It must have been a hellish journey. Steerage passengers had only a tiny, cramped space for themselves and their families, a 6ft by 6ft berth for two adults and maybe five children, and were only allowed up on board the top deck for one-half hour in 24 and in this time they needed to cook and see to themselves. These were invariably people who had hardly ever left their home for any length of time let alone sailed on a sea. Bathing facilities were virtually non existent and food rations meagre. It’s no surprise that many got sick and a number of them died, though less than might be supposed.
First class passengers fared a little better having their own cabins but even these were cramped and uncomfortable. They could at least go up on deck any time they wished.
To feed the passengers pigs, sheep and goats were carried on the foredeck and slaughtered there as necessary. The reek of animals, blood, dung and unwashed people must have been intense.
Surviving the journey would have been just the start of the migrants’ hardships but, of course, many Irish nationals made it to the New World. Around a third of Irelands 9 million population left the ‘old country’ never to return. Many died but many more made a success of it and it is no surprise that, today, most of the people on our tour came from the USA.
As you leave the tour through the visitor centre you can’t help but see the ‘hall of fame’, photos of prominent Americans who claim Irish ancestry. And there are none more prominent than the Kennedy family and in particular JFK himself. Outside the centre is the ‘Migrant Flame’ which was lit by a torch from the Eternal Flame at the graveside of J F Kennedy.
But foreign presidents aren’t the only notables to visit these parts. King Edward VII visited amongst other places the nearby county city of Kilkenny. Naturally his visit included Kilkenny’s castle, owned then by the Butler family. He is supposed to have asked an aide “Who are all of these people lining up to meet me”. On being informed they were the Butlers he replied “Then why aren’t they serving the bloody drinks.”

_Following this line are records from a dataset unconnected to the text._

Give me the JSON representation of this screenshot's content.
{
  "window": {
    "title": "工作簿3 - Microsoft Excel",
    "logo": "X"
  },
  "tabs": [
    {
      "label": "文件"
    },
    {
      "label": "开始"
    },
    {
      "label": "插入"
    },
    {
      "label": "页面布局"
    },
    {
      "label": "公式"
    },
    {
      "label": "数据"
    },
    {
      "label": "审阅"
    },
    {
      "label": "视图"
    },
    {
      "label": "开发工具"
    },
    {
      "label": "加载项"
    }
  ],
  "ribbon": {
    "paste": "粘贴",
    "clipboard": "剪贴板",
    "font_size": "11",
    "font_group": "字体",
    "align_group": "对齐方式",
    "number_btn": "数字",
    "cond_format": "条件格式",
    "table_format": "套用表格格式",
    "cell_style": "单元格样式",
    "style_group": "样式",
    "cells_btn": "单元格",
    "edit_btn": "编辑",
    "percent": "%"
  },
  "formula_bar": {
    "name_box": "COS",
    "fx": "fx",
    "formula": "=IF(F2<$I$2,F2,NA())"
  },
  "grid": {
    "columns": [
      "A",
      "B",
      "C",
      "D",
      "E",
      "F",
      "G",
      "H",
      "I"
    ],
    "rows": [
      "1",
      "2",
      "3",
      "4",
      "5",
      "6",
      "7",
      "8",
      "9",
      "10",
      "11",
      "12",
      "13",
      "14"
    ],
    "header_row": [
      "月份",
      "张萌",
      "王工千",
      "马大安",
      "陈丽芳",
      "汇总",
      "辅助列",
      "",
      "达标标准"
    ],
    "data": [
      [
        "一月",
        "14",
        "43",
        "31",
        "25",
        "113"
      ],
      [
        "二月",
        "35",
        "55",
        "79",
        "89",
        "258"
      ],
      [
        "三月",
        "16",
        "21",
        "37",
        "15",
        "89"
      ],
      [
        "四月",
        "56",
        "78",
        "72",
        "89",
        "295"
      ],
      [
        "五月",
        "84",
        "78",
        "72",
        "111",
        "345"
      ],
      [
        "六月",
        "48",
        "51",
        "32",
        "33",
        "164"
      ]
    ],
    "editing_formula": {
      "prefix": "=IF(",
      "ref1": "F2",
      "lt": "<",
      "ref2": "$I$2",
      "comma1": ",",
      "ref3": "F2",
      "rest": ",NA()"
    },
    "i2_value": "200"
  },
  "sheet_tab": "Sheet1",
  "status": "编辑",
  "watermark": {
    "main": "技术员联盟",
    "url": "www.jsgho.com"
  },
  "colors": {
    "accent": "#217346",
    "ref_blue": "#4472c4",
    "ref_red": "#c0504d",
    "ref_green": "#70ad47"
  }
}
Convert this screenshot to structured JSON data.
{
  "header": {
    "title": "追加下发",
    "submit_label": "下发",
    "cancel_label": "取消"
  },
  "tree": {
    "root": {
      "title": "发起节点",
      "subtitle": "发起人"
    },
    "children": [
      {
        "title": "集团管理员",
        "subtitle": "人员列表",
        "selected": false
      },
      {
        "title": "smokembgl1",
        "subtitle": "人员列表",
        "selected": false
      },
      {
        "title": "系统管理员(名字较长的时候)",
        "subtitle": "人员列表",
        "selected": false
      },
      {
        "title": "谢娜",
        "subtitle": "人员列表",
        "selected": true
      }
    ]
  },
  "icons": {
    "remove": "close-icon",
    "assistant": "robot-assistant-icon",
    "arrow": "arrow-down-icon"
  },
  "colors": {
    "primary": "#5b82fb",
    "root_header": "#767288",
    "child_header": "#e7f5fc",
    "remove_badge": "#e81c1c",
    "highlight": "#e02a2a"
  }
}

Kilkenny has a history going back to medieval times and you can see this in the narrow alleyways or slips off the main street. As well as the castle there is an ancient abbey, Saint Canice’s cathedral and the excellent Rothe House, a Tudor Merchants House. This eventually comprised of not one but three houses linked by courtyards. Best of all it had a massive rooftop garden which has been lovingly restored with the planting of herbs, vegetables, fruit and nut trees and flowers.
In 1642 Kilkenny became the provisional capital of all Ireland (i.e. North and South). Unfortunately, during the English civil war the Catholic burghers sided with Charles I against Oliver Cromwell. Needless to say, Cromwell laid siege to the city and a week later it surrendered, never again to achieve such political pre-eminence.
But perhaps the most fascinating story of Kilkenny is that of its notorious witch, Alice Kyteler. She was anything but a toothless hag with a pointy hat. Her first three husbands all died in mysterious circumstances, leaving their wealth to her. In 1324 her fourth husband, the very wealthy Sir John le Poer, became emaciated with his hair and nails falling out; classic symptoms of arsenic poisoning.
Alice was accused of witchcraft but managed to escape with the aid of friends. But her accuser, Bishop Le Ledrede, was not to be thwarted and, by means of torture, forced Kyteler’s lady-in-waiting, Petronella, to confess to murder and witchcraft. Sadly, she was the first ‘witch’ in Ireland to be burned at the stake.
Kyteler’s Hall is now an Inn and it is to there that we repaired to partake of the beer (Guinness, of course) and to listen to some Irish folk music on our last night in the area.